Problem to solve: Omitting the pictures, output all of the records precisely as written.

Dataset rows for apps and sites:

▶

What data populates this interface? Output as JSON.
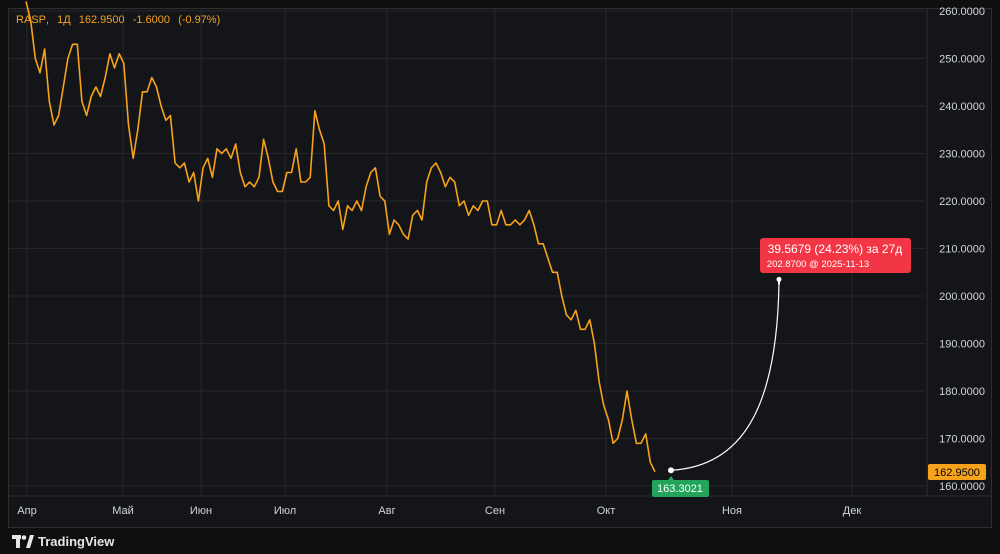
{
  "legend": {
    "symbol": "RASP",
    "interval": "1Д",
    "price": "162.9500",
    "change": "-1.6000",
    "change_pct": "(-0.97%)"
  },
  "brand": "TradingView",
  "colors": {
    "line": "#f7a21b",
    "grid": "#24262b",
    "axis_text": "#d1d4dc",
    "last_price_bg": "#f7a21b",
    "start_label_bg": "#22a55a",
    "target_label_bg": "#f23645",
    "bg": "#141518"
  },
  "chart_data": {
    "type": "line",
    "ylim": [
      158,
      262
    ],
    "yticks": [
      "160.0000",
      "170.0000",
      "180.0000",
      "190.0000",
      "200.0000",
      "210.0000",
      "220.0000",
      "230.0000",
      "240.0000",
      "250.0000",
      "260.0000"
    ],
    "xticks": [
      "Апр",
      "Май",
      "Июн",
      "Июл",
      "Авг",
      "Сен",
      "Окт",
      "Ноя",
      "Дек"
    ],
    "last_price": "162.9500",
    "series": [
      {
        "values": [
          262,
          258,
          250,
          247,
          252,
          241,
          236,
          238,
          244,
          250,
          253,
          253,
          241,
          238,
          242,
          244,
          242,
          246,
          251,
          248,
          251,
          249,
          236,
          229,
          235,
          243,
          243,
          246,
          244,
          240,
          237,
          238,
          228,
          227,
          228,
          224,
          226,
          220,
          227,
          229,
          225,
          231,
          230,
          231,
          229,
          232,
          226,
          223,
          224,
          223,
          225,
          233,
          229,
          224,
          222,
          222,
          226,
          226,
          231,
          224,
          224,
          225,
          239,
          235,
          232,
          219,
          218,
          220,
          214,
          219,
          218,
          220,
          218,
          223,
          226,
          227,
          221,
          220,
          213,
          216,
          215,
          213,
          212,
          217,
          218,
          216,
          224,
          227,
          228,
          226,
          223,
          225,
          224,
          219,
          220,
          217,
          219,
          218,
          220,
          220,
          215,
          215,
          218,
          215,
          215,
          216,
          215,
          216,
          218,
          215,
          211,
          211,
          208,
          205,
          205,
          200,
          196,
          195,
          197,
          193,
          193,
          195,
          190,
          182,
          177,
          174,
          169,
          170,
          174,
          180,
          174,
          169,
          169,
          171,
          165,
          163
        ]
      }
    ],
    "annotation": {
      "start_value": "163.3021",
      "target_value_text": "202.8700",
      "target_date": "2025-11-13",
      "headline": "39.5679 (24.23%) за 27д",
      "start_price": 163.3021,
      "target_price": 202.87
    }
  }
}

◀

Answer to this task:
What data populates this interface? Output as JSON.
{
  "legend": {
    "symbol": "RASP",
    "interval": "1Д",
    "price": "162.9500",
    "change": "-1.6000",
    "change_pct": "(-0.97%)"
  },
  "brand": "TradingView",
  "colors": {
    "line": "#f7a21b",
    "grid": "#24262b",
    "axis_text": "#d1d4dc",
    "last_price_bg": "#f7a21b",
    "start_label_bg": "#22a55a",
    "target_label_bg": "#f23645",
    "bg": "#141518"
  },
  "chart_data": {
    "type": "line",
    "ylim": [
      158,
      262
    ],
    "yticks": [
      "160.0000",
      "170.0000",
      "180.0000",
      "190.0000",
      "200.0000",
      "210.0000",
      "220.0000",
      "230.0000",
      "240.0000",
      "250.0000",
      "260.0000"
    ],
    "xticks": [
      "Апр",
      "Май",
      "Июн",
      "Июл",
      "Авг",
      "Сен",
      "Окт",
      "Ноя",
      "Дек"
    ],
    "last_price": "162.9500",
    "series": [
      {
        "values": [
          262,
          258,
          250,
          247,
          252,
          241,
          236,
          238,
          244,
          250,
          253,
          253,
          241,
          238,
          242,
          244,
          242,
          246,
          251,
          248,
          251,
          249,
          236,
          229,
          235,
          243,
          243,
          246,
          244,
          240,
          237,
          238,
          228,
          227,
          228,
          224,
          226,
          220,
          227,
          229,
          225,
          231,
          230,
          231,
          229,
          232,
          226,
          223,
          224,
          223,
          225,
          233,
          229,
          224,
          222,
          222,
          226,
          226,
          231,
          224,
          224,
          225,
          239,
          235,
          232,
          219,
          218,
          220,
          214,
          219,
          218,
          220,
          218,
          223,
          226,
          227,
          221,
          220,
          213,
          216,
          215,
          213,
          212,
          217,
          218,
          216,
          224,
          227,
          228,
          226,
          223,
          225,
          224,
          219,
          220,
          217,
          219,
          218,
          220,
          220,
          215,
          215,
          218,
          215,
          215,
          216,
          215,
          216,
          218,
          215,
          211,
          211,
          208,
          205,
          205,
          200,
          196,
          195,
          197,
          193,
          193,
          195,
          190,
          182,
          177,
          174,
          169,
          170,
          174,
          180,
          174,
          169,
          169,
          171,
          165,
          163
        ]
      }
    ],
    "annotation": {
      "start_value": "163.3021",
      "target_value_text": "202.8700",
      "target_date": "2025-11-13",
      "headline": "39.5679 (24.23%) за 27д",
      "start_price": 163.3021,
      "target_price": 202.87
    }
  }
}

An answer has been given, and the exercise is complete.